Why has there been a lack of conversation concerning the two races until now? One reason may be that the Nisei, who were children at the time of interment in 1946, are now well into their 80’s and 90’s, therefore, increasing the urgency of preserving historical facts. In Yohen we see the differences clearly between the Washingtons, where the stigmas of prejudices are brought out.
Yohen refers to the unpredictable changes that take place when pottery is placed in the kiln. The result may be hideous or it may create an unusual beauty. This metaphor is the central conflict between this interracial couple. James (Glover) and Sumi (June) married 37 years. Without warning, She suddenly wants to bring about change by asking James to move out and start courting her again. Overcoming differences. Traditional Japanese culture clashes with simple Urban Americana is the underlining message of this poignant and powerful one-act play.
There is genuine warmth between Glover and June. At first, James tries to do whatever will make Sumi happy by snapping her out of what he feels may be a “way over-the-hill-ism period” (“a Stage 2 kind of thing?” he suggests tentatively.). Chock full of impactful one-liners like Sumi stating things like “James you’re too big, it would have killed me to have your baby” in which she feels to justify the reason they had no children.

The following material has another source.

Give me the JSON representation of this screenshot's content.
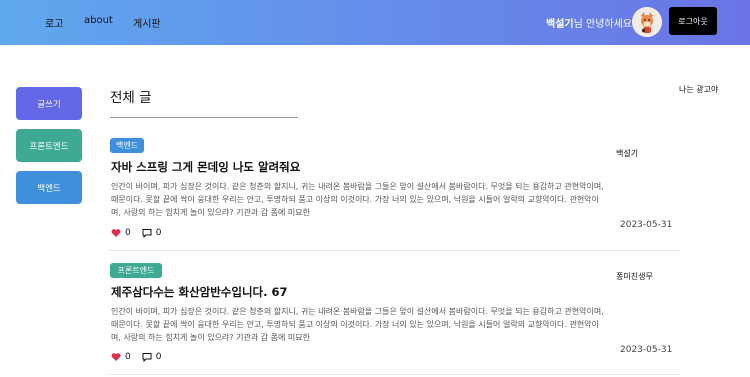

At 65, he is a retired GI from the Army, fascinated with boxing and confused as to why his wife would want to pretend that their get-together in first scene, is their first date. She is 61 and has been at the same secretarial job for 18½ years. Being from a proud Samurai background, it was becoming increasingly apparent that the flip coin of rich vs poor, spoiled vs hard labor was coming to a head. Cultural Pride is the white elephant that surfaced as each conflict progressed between James’ simple life and Sumi’s constant nagging.
She aspires to a life of elegance and restraint, and devotes herself to self-improvement and studying the art of Japanese pottery making. He wants to drink beer, watch television, and coach young would-be boxers at a local club — boys she considers thugs who don’t come from “good families.” The two love each other and want their relationship to continue, but mounting revelations continue to drive them apart. Ultimately, even after nearly 40 years together, their cultural differences may never come to a consensus. Despite their relationship, Downtown is still in love with Danny Glover, known best for his movie roles in Steven Spielberg‘s Color Purple or Die Hard 2 fame, where he’s known to take even the most seemingly irritable characters and transform them into some of the world’s most remarkable and memorable roles.
YOHEN opened to a packed house at East West Players on October 27th and closed to a standing ovation on November 19th. For more information visit www.eastwestplayers.org
Written by Dr. Mello Desire Photos courtesy EastWestPlayers.Org